In an 1807 letter to President Thomas Jefferson, Goforth gave a description of some of the fossils in his former collection. He described the head of what he thought to be a mammoth. Some of the teeth weighed as much as twelve pounds each. One jawbone nearly filled a flour barrel. He reported to Jefferson that he also had some thighbones “of a monstrous size.”
Impressed with the description of the finds at Big Bone Lick, Jefferson sent General William Clark with a party of ten men in 1807, to collect more fossils. When the bones arrived at the White house Jefferson and Dr. Gaspar Wistar studied them and divided the shipment into three collections.
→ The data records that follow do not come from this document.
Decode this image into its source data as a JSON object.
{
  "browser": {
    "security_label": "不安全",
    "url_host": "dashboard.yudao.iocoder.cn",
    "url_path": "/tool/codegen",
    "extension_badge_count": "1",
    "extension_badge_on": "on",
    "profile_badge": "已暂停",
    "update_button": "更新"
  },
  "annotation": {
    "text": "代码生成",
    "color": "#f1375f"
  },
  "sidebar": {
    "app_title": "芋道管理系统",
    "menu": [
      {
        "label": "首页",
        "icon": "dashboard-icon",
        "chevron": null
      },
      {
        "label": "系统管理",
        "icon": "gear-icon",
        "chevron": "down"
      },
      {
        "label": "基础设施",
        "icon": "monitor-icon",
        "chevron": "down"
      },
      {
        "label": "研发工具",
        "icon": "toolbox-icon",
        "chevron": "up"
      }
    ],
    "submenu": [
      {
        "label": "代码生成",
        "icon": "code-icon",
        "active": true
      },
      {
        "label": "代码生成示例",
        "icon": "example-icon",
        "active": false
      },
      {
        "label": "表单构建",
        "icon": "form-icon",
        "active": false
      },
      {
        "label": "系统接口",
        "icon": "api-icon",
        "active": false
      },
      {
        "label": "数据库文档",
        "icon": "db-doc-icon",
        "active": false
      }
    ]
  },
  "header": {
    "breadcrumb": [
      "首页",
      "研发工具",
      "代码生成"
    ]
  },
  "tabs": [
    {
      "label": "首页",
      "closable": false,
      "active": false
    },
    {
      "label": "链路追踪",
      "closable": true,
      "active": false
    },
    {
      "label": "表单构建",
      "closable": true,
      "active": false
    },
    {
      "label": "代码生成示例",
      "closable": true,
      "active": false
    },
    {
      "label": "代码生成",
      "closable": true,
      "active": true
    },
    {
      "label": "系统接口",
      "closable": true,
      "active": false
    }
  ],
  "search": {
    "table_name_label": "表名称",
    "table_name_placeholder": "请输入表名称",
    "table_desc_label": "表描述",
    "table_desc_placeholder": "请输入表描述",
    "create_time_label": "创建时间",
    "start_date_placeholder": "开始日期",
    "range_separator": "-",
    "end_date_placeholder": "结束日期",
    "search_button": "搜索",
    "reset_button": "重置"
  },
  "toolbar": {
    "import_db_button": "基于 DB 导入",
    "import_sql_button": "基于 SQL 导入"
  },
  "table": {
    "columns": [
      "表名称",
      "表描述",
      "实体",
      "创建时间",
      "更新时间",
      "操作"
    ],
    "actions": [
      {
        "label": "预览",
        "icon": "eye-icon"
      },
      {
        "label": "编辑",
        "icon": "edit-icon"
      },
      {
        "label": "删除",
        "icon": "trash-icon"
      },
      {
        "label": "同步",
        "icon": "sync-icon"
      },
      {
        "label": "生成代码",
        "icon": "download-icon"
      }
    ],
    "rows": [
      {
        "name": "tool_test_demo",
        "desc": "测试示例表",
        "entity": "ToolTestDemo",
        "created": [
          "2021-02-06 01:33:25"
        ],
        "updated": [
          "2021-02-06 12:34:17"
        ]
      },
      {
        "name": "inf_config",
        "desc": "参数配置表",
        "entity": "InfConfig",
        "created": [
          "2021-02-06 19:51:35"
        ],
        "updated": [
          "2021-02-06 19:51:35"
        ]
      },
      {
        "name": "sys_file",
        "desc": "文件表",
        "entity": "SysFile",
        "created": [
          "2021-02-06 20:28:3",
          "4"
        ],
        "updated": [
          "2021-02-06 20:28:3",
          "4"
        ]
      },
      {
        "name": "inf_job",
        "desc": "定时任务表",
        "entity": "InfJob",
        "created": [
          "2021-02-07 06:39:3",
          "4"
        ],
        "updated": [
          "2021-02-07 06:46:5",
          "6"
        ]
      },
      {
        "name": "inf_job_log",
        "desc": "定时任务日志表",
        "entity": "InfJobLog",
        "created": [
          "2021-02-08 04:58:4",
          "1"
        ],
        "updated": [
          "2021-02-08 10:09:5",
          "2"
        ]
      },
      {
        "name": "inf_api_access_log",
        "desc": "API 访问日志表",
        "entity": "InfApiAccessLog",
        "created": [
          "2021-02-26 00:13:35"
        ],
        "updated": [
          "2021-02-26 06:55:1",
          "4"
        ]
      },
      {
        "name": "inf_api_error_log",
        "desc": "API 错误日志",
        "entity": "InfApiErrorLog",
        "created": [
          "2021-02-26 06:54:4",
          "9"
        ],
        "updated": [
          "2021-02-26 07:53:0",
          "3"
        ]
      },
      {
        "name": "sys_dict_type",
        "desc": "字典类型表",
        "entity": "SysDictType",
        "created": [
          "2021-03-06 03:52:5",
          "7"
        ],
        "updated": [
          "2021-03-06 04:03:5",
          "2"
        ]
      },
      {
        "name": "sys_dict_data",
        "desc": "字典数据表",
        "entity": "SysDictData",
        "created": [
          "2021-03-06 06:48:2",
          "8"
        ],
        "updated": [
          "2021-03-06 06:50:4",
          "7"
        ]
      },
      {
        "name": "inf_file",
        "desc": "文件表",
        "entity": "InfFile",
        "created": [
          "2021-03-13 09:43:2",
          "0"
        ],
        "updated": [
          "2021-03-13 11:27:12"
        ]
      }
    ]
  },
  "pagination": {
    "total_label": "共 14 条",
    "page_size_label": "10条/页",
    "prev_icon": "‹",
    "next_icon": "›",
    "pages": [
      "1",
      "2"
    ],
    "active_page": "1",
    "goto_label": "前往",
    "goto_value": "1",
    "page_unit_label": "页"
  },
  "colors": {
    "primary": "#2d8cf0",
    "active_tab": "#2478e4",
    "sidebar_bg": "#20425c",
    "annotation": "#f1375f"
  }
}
The president retained a small collection for his personal enjoyment; the American Philosophical Society in Philadelphia received the second, and the Museum d’Histoire Naturelle of France obtained the third.
From time to time other collections of fossils from Big Bone appeared in various cities in America. New York City displayed one such collection. An account written by early American scientist, Benjamin Silliman of Yale told of seeing twenty-two tusks and one skull that weighed in excess of five thousand pounds. Academic interest in Big Bone continued to grow.
During the first half of the nineteenth century Big Bone Lick once again became the center of activity when the area became a health resort. The mineral laden waters that had drawn the animals to the site now drew people who wished to “take the waters” as a restorative for their health. The rambling Clay Hotel built shortly after 1800 catered to these guests. Bathhouses lined the major creek at Big Bone. Bathers would modestly emerge from these shelters and enter the “healing” waters of the creek. As time went on other spas became more fashionable and by 1847 Big Bone Lick ceased to be a health attraction.
The long history of Big Bone Lick turned another chapter on August 25, 1953, when the Big Bone Lick Association, a local historical society dedicated to promoting the site, decided to adopt resolutions that urged the creation of a state park. The Association wanted a museum constructed to house some of the artifacts found at the Lick. The citizens of Boone County responded generously to the call for donations. School children raised over two thousand dollars and by 1958, nearly six thousand dollars had been donated to purchase land around the site. People from Boone and Kenton counties, the Covington-Kenton-Boone County Chamber of Commerce, and the Big Bone Lick Historical Society agreed to offer the land that had been acquired to the Parks Board of the Commonwealth of Kentucky for the development of a state park. On July 2, 1960, the Parks Board accepted the land.
Between 1960 and 1968, the state purchased additional land bringing the total amount of acreage to 250. The new park had a lake constructed to provide a water supply. In 1962 a systematic professional study of the Big Bone Lick site began under the direction of Dr. C. Bertrand Schultz, Director of the Museum and Regents Professor of Geology and Vertebrate Paleontology, University of Nebraska. Several research grants funded a five-year dig during the summer months beginning in 1962.
Big Bone Lick State Historic Site now has 813 acres with forty acres of picnic grounds and a 62-site campground with electricity, grills, water, rest rooms, showers, and a pool. A grocery store provides food and necessities. There are facilities for different types of sports, and the indoor-outdoor museum has collections of bones and a video presentation on the history of Big Bone Lick. On the grounds are life-size replicas of mastodons and bison. Other items of interest include the Salt Festival each October, where salt-making demonstrations are shown.